START Records for this exercise

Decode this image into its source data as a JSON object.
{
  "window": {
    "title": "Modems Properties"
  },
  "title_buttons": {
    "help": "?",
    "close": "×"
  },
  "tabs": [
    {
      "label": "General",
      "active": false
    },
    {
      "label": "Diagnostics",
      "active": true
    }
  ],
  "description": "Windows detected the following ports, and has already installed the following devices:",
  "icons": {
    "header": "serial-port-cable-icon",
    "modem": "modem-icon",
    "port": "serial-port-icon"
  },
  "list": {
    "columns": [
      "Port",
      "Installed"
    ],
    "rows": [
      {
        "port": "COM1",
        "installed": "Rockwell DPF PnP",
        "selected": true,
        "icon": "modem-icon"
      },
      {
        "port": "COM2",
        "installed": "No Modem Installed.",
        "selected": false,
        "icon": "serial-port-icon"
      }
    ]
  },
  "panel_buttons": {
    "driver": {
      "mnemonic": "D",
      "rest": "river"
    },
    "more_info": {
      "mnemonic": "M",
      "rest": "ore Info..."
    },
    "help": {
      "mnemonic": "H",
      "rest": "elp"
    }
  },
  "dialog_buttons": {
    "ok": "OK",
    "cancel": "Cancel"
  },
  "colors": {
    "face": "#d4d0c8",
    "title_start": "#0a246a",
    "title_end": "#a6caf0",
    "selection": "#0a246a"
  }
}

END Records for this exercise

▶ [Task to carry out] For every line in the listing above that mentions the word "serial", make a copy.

▶ [Solution to this exercise]
    "header": "serial-port-cable-icon",
    "port": "serial-port-icon"
        "icon": "serial-port-icon"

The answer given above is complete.